Defying the climate change activists who believe the world should focus on returning the atmospheric CO2 concentration to 350 parts per million, carbon dioxide accumulation crept up 2.3 ppm from 2009 to 2010, and now standing at 389 ppm, a whopping 40 percent higher than it was before coal- and oil-powered industrialization.
Fueled largely by coal, in 2011 China overtook the United States as the world's biggest energy user—one of many reasons that greenhouse gas emissions have broken new records, after a dip in 2009 following the economic crash. (Above, laborers in China look for usable coal at a cinder dump site.)
The International Energy Agency (IEA) concluded that fossil fuel demand is growing so fast that the world now has only about five years to make a dramatic turnaround in policies to keep global warming below 3.6°F (2°C), a threshold many countries have pledged to stay below.
The IEA forecasts that China's energy demand will exceed that of the United States by 68 percent in 25 years, when it projects that China and India together will be responsible for 31 percent of world energy consumption.
In many richer nations, economic woes had governments pulling back on policies to limit the burning of fossil fuel.
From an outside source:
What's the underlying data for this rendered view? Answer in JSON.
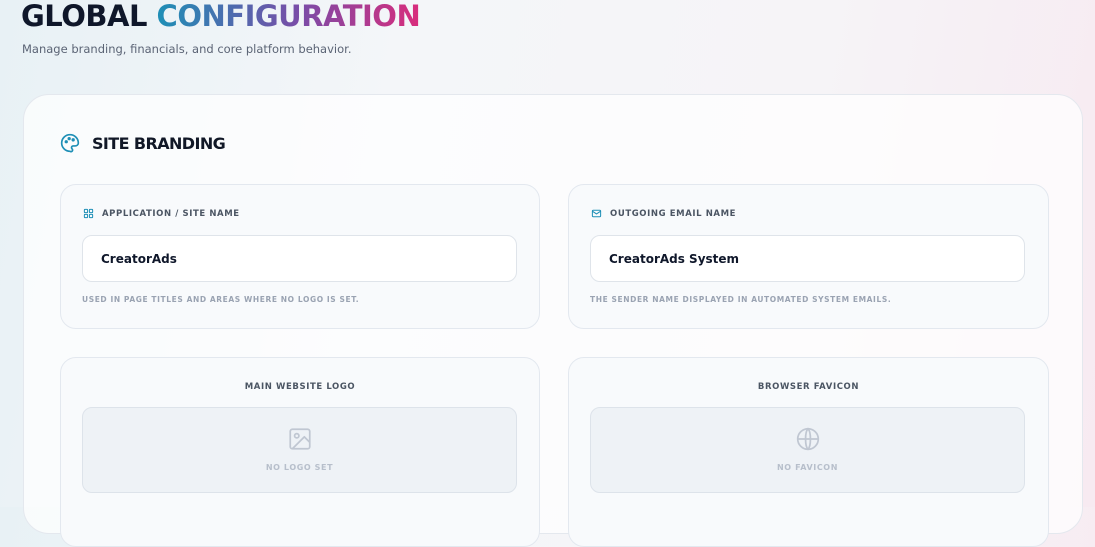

Spain and the United Kingdom, among others, slashed their subsidies for renewable energy, and investment in wind and solar did not continue to soar as it had before the crash. Nonetheless, in 2011 investment in renewables surpassed that for fossil fuels for the first time.